= DIRECTIONS =
Report only how many lines of the entries below contain the string "Lemonade".

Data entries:
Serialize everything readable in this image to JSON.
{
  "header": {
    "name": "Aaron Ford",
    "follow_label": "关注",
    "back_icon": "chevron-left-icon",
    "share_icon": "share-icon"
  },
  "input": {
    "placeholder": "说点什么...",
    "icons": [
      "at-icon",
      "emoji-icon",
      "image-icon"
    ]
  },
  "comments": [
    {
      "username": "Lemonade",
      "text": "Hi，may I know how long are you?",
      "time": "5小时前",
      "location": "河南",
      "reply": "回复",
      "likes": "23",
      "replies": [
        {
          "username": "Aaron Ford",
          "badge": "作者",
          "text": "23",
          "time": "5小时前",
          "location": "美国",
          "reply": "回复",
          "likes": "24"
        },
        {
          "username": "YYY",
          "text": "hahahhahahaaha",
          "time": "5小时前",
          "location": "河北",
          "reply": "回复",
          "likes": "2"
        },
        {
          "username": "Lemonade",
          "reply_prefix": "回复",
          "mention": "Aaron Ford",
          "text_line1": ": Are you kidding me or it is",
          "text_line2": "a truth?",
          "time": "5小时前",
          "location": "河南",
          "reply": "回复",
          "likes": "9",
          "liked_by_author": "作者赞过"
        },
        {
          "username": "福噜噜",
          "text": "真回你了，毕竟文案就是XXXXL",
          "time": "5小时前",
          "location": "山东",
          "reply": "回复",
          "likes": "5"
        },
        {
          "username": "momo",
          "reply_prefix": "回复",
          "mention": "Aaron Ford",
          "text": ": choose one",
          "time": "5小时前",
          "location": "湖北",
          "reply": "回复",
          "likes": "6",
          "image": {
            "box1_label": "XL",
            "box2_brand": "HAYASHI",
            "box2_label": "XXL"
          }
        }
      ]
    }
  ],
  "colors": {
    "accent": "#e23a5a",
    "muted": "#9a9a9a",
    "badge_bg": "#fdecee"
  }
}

= TASK RESPONSE =
2